Anyone who has watched Suzana Herculano-Houzel's TED talk knows she is a charming communicator with a sharp mind. In this book she gives an accounting of how she answered the question, "What is so special about us?" The conclusion— our big calorie-greedy brains couldn't be possible without the invention of cooking— wasn't a given.
This is one of those popular science books that made feel that I was along for the ride solving one of humanity's great questions. There is plenty of scientific history and breakdowns given to help the listener understand the different studies that went into her conclusions.
Dina Pearlman is the perfect narrator, clear, and landing the jokes like she wrote them.
6 people found this helpful
I found this book fascinating in all sorts of ways but it needs an executive summary. Read the following and ask yourself what the author was thinking.
"The math here is straight forward because by deffiniton there are six point zero two times ten to the twenty third Avogadro's number of molecules in one mole of any substance and because five point four four times nine to the negative nine micro moles equals five point four four times ten to the negative fifteen moles of glucose. ..."
It can go on like this for PAGES. Just put up with this because you can train youself to go intermitently catotonic and make sense out of it all. And very well worth it. Eventually I began to look forward to these epileptic fits as comic relief. In all seriousness I could not help but think this stuff verges on Nobel Prize territory.

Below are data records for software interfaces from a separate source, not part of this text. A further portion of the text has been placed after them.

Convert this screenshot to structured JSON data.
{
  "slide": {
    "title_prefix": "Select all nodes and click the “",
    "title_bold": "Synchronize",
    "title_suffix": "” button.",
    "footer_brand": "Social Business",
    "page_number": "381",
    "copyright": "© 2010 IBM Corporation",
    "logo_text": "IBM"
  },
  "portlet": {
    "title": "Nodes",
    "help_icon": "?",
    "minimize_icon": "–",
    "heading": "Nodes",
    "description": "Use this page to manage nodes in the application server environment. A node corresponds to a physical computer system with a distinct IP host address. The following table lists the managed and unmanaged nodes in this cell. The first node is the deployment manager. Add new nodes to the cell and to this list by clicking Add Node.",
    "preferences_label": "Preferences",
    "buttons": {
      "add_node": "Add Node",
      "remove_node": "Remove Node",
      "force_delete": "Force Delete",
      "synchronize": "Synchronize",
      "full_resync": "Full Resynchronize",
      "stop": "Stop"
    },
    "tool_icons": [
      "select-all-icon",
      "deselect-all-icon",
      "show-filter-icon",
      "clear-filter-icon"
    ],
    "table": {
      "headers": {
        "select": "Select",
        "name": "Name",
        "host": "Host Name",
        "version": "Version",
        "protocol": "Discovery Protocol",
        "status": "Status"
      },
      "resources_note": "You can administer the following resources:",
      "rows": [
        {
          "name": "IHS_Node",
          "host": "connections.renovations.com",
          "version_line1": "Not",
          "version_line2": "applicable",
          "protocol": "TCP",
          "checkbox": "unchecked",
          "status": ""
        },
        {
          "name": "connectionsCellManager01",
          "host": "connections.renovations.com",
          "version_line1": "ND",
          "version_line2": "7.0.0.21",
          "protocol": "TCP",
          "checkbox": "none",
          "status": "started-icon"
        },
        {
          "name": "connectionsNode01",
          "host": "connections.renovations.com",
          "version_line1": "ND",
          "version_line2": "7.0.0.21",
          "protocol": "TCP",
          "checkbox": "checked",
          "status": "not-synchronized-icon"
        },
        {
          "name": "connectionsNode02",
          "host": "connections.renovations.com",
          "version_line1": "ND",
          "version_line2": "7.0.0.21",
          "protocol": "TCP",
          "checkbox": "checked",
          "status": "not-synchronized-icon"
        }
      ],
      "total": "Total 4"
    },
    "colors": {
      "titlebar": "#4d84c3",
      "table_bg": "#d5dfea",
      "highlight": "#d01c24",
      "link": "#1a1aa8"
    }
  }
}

I learned a lot of interesting things listening to this book. For instance, our brains are simply scaled up versions of the typical primate brain. However, the other great apes (a small subset set of all primates) are aberrants. They have big bodies but relatively small brains which led to some unfortunate conclussions. Speciffically, that our brains are aberrantly to big. Actually their brains are aberrantly small. The book is full of these sorts of observations.
1 person found this helpful
- Frantic Gonzalez
we are primates
we are all primates and our brains are not special, yet it is the technological changes that have made us remarkable. wow. love Herculano.